.slides {
  -webkit-overflow-scrolling: touch;
  overflow-x: scroll;
  overflow-y: hidden;
  white-space: nowrap;
  max-width: 350px;
.slides p {
  vertical-align: top;
  display: inline-block;
  margin: 0;
.slides img {
  display: block;

It’s extremely light and gets the job done, none of that cruft that usually comes with slideshow libraries. And most of all, no dependencies. Here it is again but in a CodePen.


This will grow in height to the tallest image. You can use a max-height to limit this. You can make the width on .slides fluid to no disadvantages or breakage. Play with vertical-align on .slides p to even out or center images with varying heights.

A suggestion:

Add visual hints to let the user know they can swipe horizontally inside this element, like in the example above with the rightwards arrow and image count indicator.

The only reason this solution is worth considering is because a lot of devices now have kinetic scrolling, which makes horizontal scrolling much less annoying.

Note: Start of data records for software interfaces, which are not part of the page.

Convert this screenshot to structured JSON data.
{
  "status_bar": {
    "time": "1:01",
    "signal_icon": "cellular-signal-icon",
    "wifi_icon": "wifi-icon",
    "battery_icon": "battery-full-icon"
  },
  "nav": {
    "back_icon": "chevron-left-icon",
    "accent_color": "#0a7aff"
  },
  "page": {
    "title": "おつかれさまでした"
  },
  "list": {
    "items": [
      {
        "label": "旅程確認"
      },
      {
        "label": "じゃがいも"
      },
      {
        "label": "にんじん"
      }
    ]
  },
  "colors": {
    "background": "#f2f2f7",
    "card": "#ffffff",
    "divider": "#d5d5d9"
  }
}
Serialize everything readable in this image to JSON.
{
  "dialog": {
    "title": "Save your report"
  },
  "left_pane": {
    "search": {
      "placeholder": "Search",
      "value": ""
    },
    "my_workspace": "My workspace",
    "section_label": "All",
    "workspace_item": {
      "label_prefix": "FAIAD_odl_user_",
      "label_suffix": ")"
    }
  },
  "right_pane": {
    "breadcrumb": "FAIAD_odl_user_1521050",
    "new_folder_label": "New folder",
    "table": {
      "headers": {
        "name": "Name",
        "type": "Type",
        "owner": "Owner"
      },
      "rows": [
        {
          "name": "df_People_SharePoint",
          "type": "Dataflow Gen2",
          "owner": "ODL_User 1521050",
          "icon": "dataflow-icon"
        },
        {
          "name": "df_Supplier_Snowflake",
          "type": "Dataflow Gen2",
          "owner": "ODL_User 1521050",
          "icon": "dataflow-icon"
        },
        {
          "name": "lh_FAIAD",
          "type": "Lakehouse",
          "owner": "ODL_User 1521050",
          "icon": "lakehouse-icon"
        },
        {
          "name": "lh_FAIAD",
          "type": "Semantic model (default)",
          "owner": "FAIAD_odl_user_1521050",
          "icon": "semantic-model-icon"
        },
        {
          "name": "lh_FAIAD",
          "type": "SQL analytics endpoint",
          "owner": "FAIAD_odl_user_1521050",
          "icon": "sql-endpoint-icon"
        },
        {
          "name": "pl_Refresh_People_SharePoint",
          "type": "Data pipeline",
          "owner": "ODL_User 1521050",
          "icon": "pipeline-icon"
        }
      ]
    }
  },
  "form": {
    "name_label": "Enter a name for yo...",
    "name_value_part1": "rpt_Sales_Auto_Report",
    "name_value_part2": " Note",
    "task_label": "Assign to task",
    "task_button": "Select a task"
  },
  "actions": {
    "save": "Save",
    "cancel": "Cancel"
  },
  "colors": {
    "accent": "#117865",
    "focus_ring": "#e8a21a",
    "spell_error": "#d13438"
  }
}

A few drawbacks.

It should be quite obvious, users without kinetic scrolling would be pissed. For those users it would be wise to apply alternative navigation, like a numbered pagination, or directional buttons. This would require you to use some clever anchoring, or some Javascript but at least not a whole library.